Verbs can be tricky things, and the difference between transitive and intransitive verbs often confounds even the best grammar students and writers. An intransitive verb is simply defined as a verb that does not take a direct object. That means there's no word in the sentence that tells who or what received the action of the verb.
While there may be a word or phrase following an intransitive verb, such words and phrases typically answer the question "how?". Intransitive verbs are complete without a direct object, as you will see in the examples below.
Here are some examples of intransitive verbs in simple sentences:
She grew up.
In the basic sentence above, "she" is the subject, and "grew up" is the intransitive verb. You could add the adverb "quickly" to tell how she grew up and it's still a very simple sentence.
The sentence above is complete. The subject "it" is followed by the intransitive verb "rained." You could add the adverb "heavily" to describe how it rained.
Intransitive verbs can be followed by a prepositional phrase or an adverb to add to the thought being expressed, but they can never be followed by a noun, which would act as the object of the sentence.
Examples of intransitive verbs followed by prepositions include:
She grew up to be a farmer.
"On a ranch" is a prepositional phrase, not a direct object. The word "on" is a preposition that introduces the prepositional phrase. The same can be said of "to be a farmer", which is another such phrase.
"Across the state" is a prepositional phrase adding to the sentence's meaning by answering the question "where did it rain?". "Before lunch" is a prepositional phrase telling you when it rained.
Many verbs can be either transitive or intransitive, depending on usage. The sentences "she read a book" and "she read for hours," for example, use the transitive and intransitive forms of the verb "read." However, many verbs occur most often in English in an intransitive form, such as:
All these verbs tend to appear in an intransitive form. In fact, the phrase "appear in an intransitive form" is a perfect example of an intransitive verb followed by a prepositional phrase!
A transitive verb always takes a direct object. Direct objects are words or phrases that receive the action.
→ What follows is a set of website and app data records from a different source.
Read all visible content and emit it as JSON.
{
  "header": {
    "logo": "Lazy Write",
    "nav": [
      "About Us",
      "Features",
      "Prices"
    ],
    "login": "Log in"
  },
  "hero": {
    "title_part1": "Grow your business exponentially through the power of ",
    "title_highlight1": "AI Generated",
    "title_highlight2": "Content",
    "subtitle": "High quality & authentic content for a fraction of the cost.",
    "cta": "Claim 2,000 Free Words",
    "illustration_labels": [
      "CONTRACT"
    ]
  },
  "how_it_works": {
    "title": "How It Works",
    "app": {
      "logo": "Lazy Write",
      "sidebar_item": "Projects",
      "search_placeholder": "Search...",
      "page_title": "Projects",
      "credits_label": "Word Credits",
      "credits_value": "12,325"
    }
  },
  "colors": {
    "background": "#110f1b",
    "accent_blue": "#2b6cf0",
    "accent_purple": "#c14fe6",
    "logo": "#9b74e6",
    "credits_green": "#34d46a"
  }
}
The direct object always answers the question "what?" Look at the following examples of sentences with direct objects:
I saw the Beatles in concert many years ago.
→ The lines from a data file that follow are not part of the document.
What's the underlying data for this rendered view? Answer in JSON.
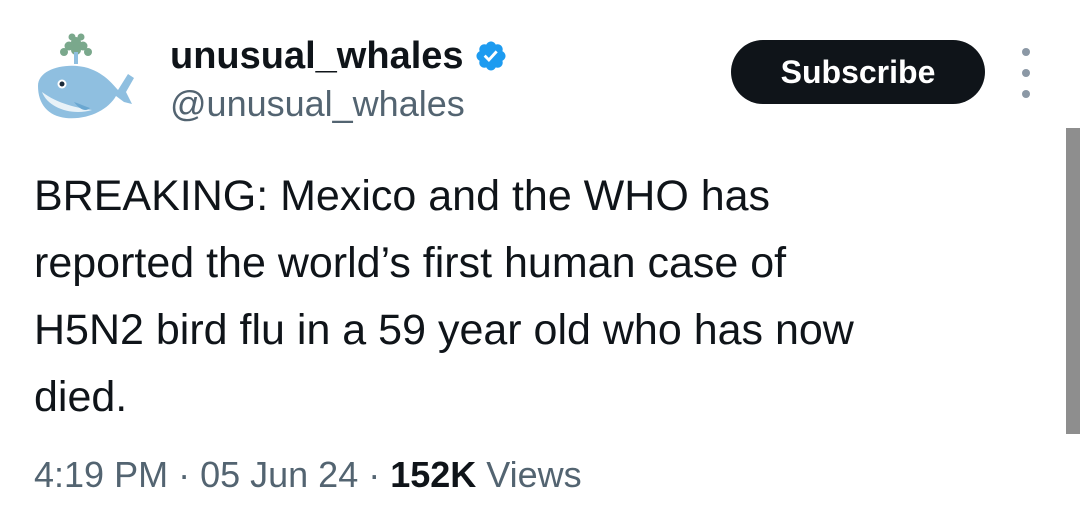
{
  "author": {
    "display_name": "unusual_whales",
    "handle": "@unusual_whales",
    "avatar_icon": "whale-icon",
    "verified_icon": "verified-badge-icon"
  },
  "actions": {
    "subscribe_label": "Subscribe",
    "more_icon": "more-options-icon"
  },
  "tweet": {
    "text": "BREAKING: Mexico and the WHO has\nreported the world’s first human case of\nH5N2 bird flu in a 59 year old who has now\ndied.",
    "time": "4:19 PM",
    "separator": " · ",
    "date": "05 Jun 24",
    "views_count": "152K",
    "views_label": " Views"
  },
  "colors": {
    "text": "#0f1419",
    "secondary": "#536471",
    "verified": "#1d9bf0",
    "whale": "#8fbfe0",
    "spout": "#7aa88c"
  }
}
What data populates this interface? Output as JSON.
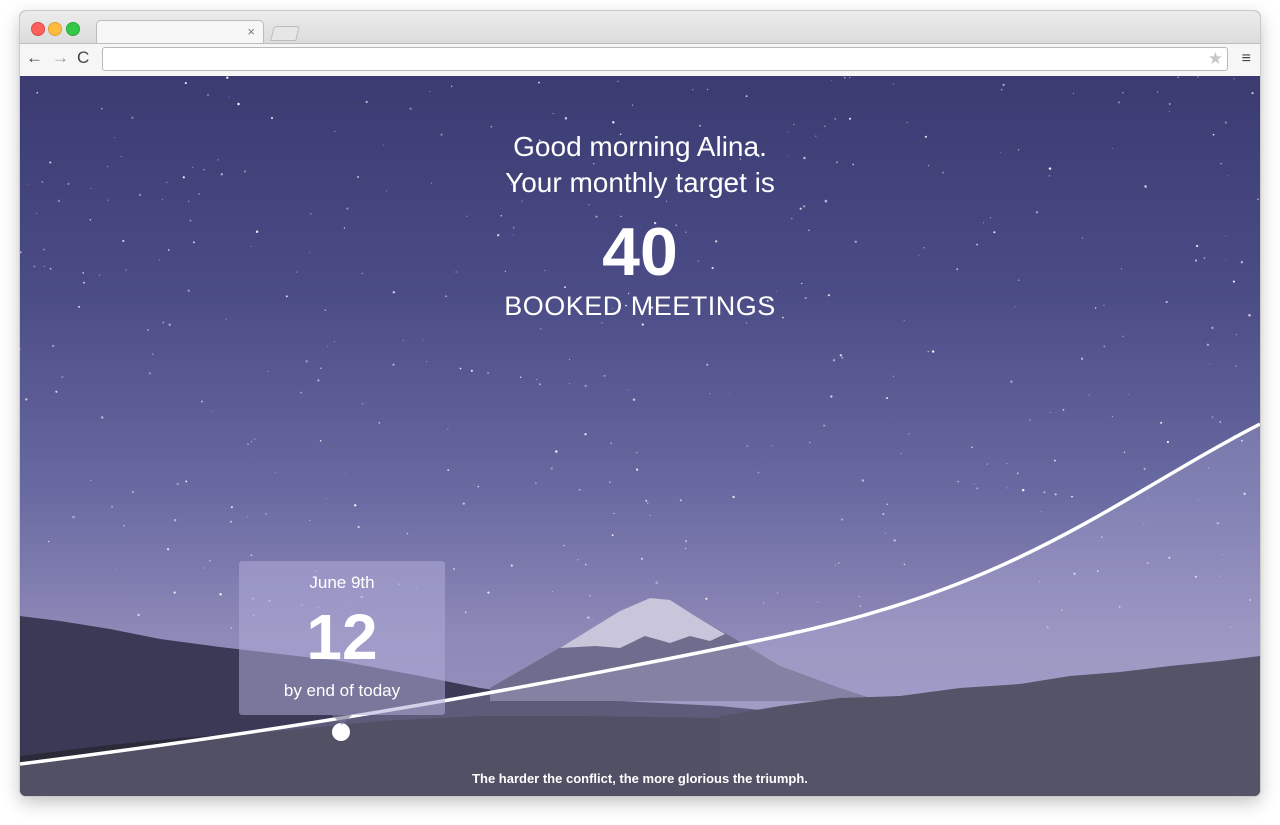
{
  "browser": {
    "tab": {
      "close_glyph": "×"
    },
    "toolbar": {
      "back_glyph": "←",
      "forward_glyph": "→",
      "reload_glyph": "C",
      "url_value": "",
      "star_glyph": "★",
      "menu_glyph": "≡"
    }
  },
  "dashboard": {
    "greeting_line1": "Good morning Alina.",
    "greeting_line2": "Your monthly target is",
    "target_number": "40",
    "target_label": "BOOKED MEETINGS",
    "daily": {
      "date": "June 9th",
      "number": "12",
      "caption": "by end of today"
    },
    "quote": "The harder the conflict, the more glorious the triumph."
  },
  "icons": [
    "back-icon",
    "forward-icon",
    "reload-icon",
    "bookmark-star-icon",
    "menu-icon",
    "close-icon"
  ],
  "colors": {
    "sky": "#4b4c86",
    "text": "#ffffff",
    "curve": "#ffffff",
    "card": "#afacd7"
  }
}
The subject "I" is followed by the verb "saw." In this case, we can ask "saw what?" and find the answer: the subject saw the Beatles (the direct object). That makes "saw" a transitive verb. For a contrasting example, take "I saw out the window." I saw what? We don't know. The sentence has no direct object, making "saw" intransitive in this case.
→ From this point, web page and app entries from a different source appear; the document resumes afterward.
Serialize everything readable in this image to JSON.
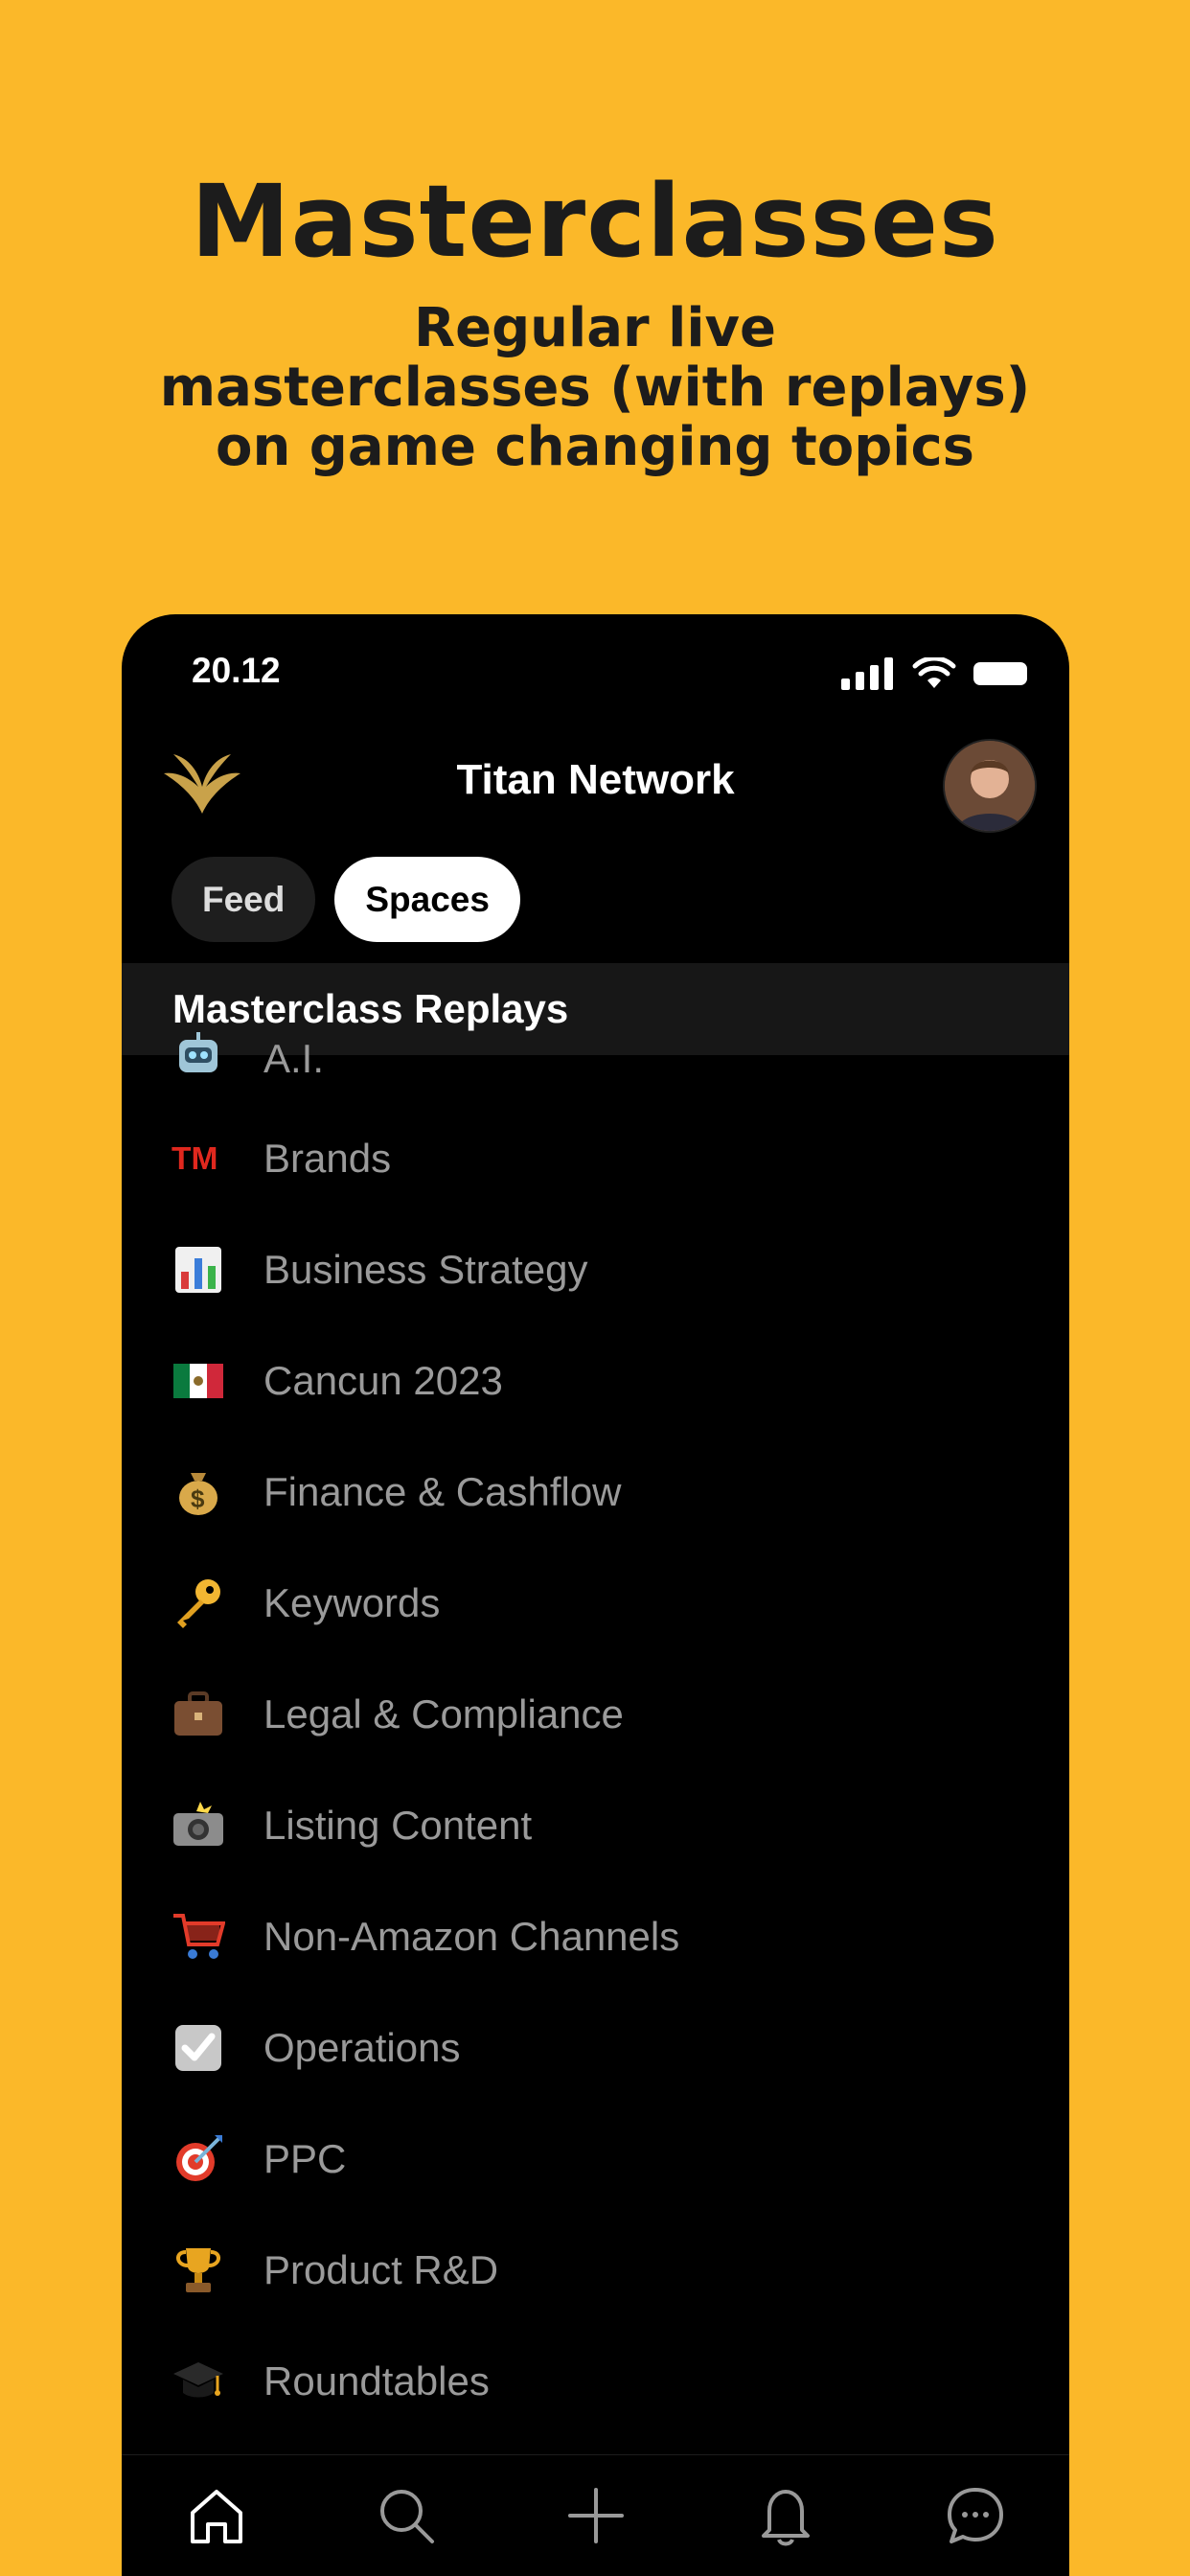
{
  "promo": {
    "headline": "Masterclasses",
    "subline_1": "Regular live",
    "subline_2": "masterclasses (with replays)",
    "subline_3": "on game changing topics"
  },
  "status_bar": {
    "time": "20.12"
  },
  "header": {
    "title": "Titan Network"
  },
  "tabs": [
    {
      "label": "Feed",
      "active": false
    },
    {
      "label": "Spaces",
      "active": true
    }
  ],
  "section": {
    "title": "Masterclass Replays"
  },
  "spaces": [
    {
      "icon": "robot-icon",
      "label": "A.I."
    },
    {
      "icon": "trademark-icon",
      "label": "Brands"
    },
    {
      "icon": "bar-chart-icon",
      "label": "Business Strategy"
    },
    {
      "icon": "mexico-flag-icon",
      "label": "Cancun 2023"
    },
    {
      "icon": "money-bag-icon",
      "label": "Finance & Cashflow"
    },
    {
      "icon": "key-icon",
      "label": "Keywords"
    },
    {
      "icon": "briefcase-icon",
      "label": "Legal & Compliance"
    },
    {
      "icon": "camera-flash-icon",
      "label": "Listing Content"
    },
    {
      "icon": "shopping-cart-icon",
      "label": "Non-Amazon Channels"
    },
    {
      "icon": "check-box-icon",
      "label": "Operations"
    },
    {
      "icon": "target-icon",
      "label": "PPC"
    },
    {
      "icon": "trophy-icon",
      "label": "Product R&D"
    },
    {
      "icon": "graduation-cap-icon",
      "label": "Roundtables"
    }
  ],
  "tab_bar": [
    "home-icon",
    "search-icon",
    "plus-icon",
    "bell-icon",
    "chat-bubble-icon"
  ],
  "colors": {
    "background": "#FBB829",
    "accent_gold": "#C9A24A",
    "tm_red": "#E0281E"
  }
}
When writers confuse transitive and intransitive verbs, their sentences may be incomplete or unclear. Speakers of other languages often have difficulty determining which verbs take an object, and which do not. Sentence diagramming or using graphical devices to show the common sentence patterns in English often help speakers of other languages grasp this important concept.
The general sentence pattern of subject - verb - object is the foundation of English sentence structure. To write well, one must know that structure, use it, and on occasion break it to add variety and interest to the text. Once student writers learn and master this basic pattern, alterations to the pattern provide the beauty and originality of sophisticated prose.